WHAT IS EXPECTED → Pictures excluded, copy every record that follows exactly as it appears.

WORKING DATA →
_ _ _ _ _ _ _

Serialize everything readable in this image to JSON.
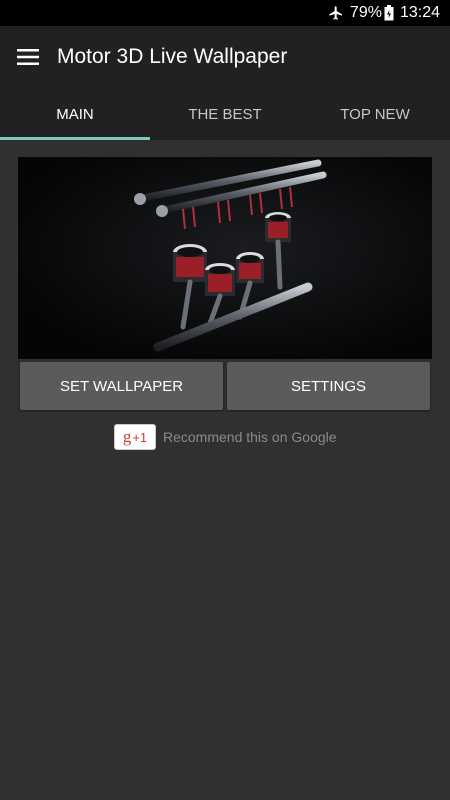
{
  "status_bar": {
    "battery_percent": "79%",
    "time": "13:24",
    "icons": [
      "airplane-icon",
      "battery-icon"
    ]
  },
  "app_bar": {
    "title": "Motor 3D Live Wallpaper",
    "menu_icon": "hamburger-menu-icon"
  },
  "tabs": [
    {
      "label": "MAIN",
      "active": true
    },
    {
      "label": "THE BEST",
      "active": false
    },
    {
      "label": "TOP NEW",
      "active": false
    }
  ],
  "buttons": {
    "set_wallpaper": "SET WALLPAPER",
    "settings": "SETTINGS"
  },
  "google_plus": {
    "badge_g": "g",
    "badge_plus": "+1",
    "text": "Recommend this on Google"
  },
  "colors": {
    "accent": "#7ec8c2",
    "app_bar": "#212121",
    "background": "#303030",
    "button": "#5b5b5b"
  }
}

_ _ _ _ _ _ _

COMPLETED EXERCISE →
Serialize everything readable in this image to JSON.
{
  "status_bar": {
    "battery_percent": "79%",
    "time": "13:24",
    "icons": [
      "airplane-icon",
      "battery-icon"
    ]
  },
  "app_bar": {
    "title": "Motor 3D Live Wallpaper",
    "menu_icon": "hamburger-menu-icon"
  },
  "tabs": [
    {
      "label": "MAIN",
      "active": true
    },
    {
      "label": "THE BEST",
      "active": false
    },
    {
      "label": "TOP NEW",
      "active": false
    }
  ],
  "buttons": {
    "set_wallpaper": "SET WALLPAPER",
    "settings": "SETTINGS"
  },
  "google_plus": {
    "badge_g": "g",
    "badge_plus": "+1",
    "text": "Recommend this on Google"
  },
  "colors": {
    "accent": "#7ec8c2",
    "app_bar": "#212121",
    "background": "#303030",
    "button": "#5b5b5b"
  }
}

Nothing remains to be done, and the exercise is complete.